The playing on the Duets EP pushes a little further. On “Duet 1,” the guitar sounds at times almost like a flute. On “Duet 2,” a more full-bodied part suggests some hybrid of violin and saxophone. On “Duet 4,” Mercereau posits drones that sit in contrast with the main source audio. Throughout, the bridge just sings on. Perhaps when Mercereau is done, another musician will take his seat on that stool.
Marc Weidenbaum founded the website Disquiet.com in 1996 at the intersection of sound, art, and technology, and since 2012 has moderated the Disquiet Junto, an active online community of weekly music/sonic projects. He has written for Nature, Boing Boing, The Wire, Pitchfork, and NewMusicBox, among other periodicals. He is the author of the 33 1⁄3 book on Aphex Twin’s classic album Selected Ambient Works Volume II. Read more about his sonic consultancy, teaching, sound art, and work in film, comics, and other media
• December 13, 2021: This day marks the 25th anniversary of the founding of Disquiet.com.
• December 28, 2021: This day marks the 10th anniversary of the Instagr/am/bient compilation.
• January 6, 2021: This day marks the 10th anniversary of the start of the Disquiet Junto music community.
• July 28, 2021: This day marked the 500th consecutive weekly project in the Disquiet Junto music community.

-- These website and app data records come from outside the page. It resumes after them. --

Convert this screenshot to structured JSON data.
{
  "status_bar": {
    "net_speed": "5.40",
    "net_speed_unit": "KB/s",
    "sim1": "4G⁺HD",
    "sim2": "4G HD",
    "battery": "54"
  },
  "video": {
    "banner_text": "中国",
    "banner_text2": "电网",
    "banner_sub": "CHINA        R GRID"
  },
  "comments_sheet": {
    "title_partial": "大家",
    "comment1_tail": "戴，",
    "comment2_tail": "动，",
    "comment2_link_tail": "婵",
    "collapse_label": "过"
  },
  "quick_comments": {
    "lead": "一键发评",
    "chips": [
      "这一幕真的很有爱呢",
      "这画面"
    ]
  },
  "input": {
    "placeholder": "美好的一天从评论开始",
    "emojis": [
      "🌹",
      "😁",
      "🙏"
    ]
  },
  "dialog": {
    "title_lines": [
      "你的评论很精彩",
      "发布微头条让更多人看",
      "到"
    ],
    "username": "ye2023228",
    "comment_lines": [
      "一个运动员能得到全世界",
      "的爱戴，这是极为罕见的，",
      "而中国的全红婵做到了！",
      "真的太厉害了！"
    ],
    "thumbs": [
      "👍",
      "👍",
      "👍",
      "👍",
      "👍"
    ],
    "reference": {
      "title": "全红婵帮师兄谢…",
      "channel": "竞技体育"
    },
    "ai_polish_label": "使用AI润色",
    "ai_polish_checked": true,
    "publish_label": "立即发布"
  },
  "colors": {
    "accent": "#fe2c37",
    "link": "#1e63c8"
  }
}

• There are entries on the Disquiet Junto in the book The Music Production Cookbook: Ready-made Recipes for the Classroom (Oxford University Press), edited by Adam Patrick Bell. Ethan Hein wrote one, and I did, too.
• A chapter on the Disquiet Junto ("The Disquiet Junto as an Online Community of Practice," by Ethan Hein) appears in the book The Oxford Handbook of Social Media and Music Learning (Oxford University Press), edited by Stephanie Horsley, Janice Waldron, and Kari Veblen. (Details at oup.com.)
• The Disquiet Junto series of weekly communal music projects explore constraints as a springboard for creativity and productivity. There is a new project each Thursday afternoon (California time), and it is due the following Monday at 11:59pm: disquiet.com/junto.
Since January 2012, the Disquiet Junto has been an ongoing weekly collaborative music-making community that employs creative constraints as a springboard for creativity. Subscribe to the announcement list (each Thursday), listen to tracks by participants from around the world, read the FAQ, and join in.
• 0507 / In DD’s Key of C / The Assignment: Make music with 10 acoustic instrument samples all in a shared key.
• 0506 / Wipe Out / The Assignment: Take something whole and erase half of it.
• 0505 / Line Out / The Assignment: Share a track, get feedback, and give feedback.
• 0504 / Transform Formula / The Assignment: Take a sound, change it, and contrast that with the original.
• 0503 / Sing Song / The Assignment: Record a song using only your voice transformed beyond recognition.